TitleTraffic-related air pollution and health in Canada
Publication TypeJournal Article
Year of Publication2013
AuthorsBrauer, M, Reynolds, C, Hystad, P
JournalCanadian Medical Association Journal
Date Published10/2013

Canadian cities generally have good air quality; however, exposure to outdoor air pollution continues to elicit considerable negative health effects. Estimates suggest that there are 21 000 premature deaths attributable to air pollution in Canada each year,1 nearly 9 times higher than the number of deaths due to motor vehicle collisions. Emerging evidence specifically links the traffic-related component of air pollution to negative effects on health. A comprehensive critical review of the epidemiologic and toxicologic literature published in 2010 concluded that exposure to traffic-related air pollution was causally linked to worsening asthma.2 The evidence was characterized as bordering on sufficient for a causal link with incident childhood asthma,2 whereas associations with adult-onset asthma, deteriorating lung function, cardiovascular death, myocardial infarction and the progression of atherosclerosis were deemed suggestive but insufficient to infer causality.

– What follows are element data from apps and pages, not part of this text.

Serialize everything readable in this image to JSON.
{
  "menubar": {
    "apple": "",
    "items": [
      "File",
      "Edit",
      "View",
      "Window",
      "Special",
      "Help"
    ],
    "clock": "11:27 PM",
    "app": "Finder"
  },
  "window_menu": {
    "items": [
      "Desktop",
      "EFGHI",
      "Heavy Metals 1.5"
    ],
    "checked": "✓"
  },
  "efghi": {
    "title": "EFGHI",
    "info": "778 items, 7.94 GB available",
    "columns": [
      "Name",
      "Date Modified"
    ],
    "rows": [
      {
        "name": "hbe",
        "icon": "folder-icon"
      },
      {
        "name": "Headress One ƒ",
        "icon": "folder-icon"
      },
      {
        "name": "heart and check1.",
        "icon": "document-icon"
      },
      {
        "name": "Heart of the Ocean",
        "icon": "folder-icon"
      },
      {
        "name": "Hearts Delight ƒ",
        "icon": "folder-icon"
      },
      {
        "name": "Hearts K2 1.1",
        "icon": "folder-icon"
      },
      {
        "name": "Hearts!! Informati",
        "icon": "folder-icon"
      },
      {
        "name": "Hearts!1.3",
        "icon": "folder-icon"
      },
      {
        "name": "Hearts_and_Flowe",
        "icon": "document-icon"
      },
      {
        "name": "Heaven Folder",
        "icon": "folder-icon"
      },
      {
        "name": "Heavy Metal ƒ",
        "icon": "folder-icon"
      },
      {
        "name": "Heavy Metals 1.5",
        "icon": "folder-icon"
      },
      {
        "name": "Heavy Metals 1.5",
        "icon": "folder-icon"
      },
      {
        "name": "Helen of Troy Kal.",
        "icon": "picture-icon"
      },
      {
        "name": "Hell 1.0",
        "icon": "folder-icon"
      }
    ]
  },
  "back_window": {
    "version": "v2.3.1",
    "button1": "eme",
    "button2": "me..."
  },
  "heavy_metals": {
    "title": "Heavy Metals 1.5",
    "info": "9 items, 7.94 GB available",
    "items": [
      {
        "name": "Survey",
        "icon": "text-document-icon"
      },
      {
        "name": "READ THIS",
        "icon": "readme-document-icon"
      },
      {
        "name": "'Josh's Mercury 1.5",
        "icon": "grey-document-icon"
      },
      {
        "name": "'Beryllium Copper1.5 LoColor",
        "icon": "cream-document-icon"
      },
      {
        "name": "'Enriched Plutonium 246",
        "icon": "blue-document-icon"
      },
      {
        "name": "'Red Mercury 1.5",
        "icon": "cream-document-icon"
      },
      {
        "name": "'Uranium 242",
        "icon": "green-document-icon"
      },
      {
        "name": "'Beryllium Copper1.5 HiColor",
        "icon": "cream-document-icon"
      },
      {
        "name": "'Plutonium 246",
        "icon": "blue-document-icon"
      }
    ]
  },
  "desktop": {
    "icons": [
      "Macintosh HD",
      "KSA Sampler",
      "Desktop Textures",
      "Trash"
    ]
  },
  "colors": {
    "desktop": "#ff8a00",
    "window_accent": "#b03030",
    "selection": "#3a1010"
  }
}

Subsequent evidence shows a strengthened case for causal relationships between exposure to traffic-related air pollution and incident asthma, as summarized in a meta-analysis,3 and with lung cancer, as stated by the International Agency for Research on Cancer’s classification of diesel engine exhaust as carcinogenic to humans.4 Increasing support for the role of traffic-related air pollution in cardiovascular morbidity and mortality is summarized in a recent scientific statement from the American Heart Association, which concluded that “traffic-related pollution as a whole appears to be a specific source associated with cardiovascular risk.”5 This conclusion is supported by experimental and epidemiologic evidence that suggests that air pollution leads to systemic inflammation, oxidative stress and imbalance in the autonomic nervous system.5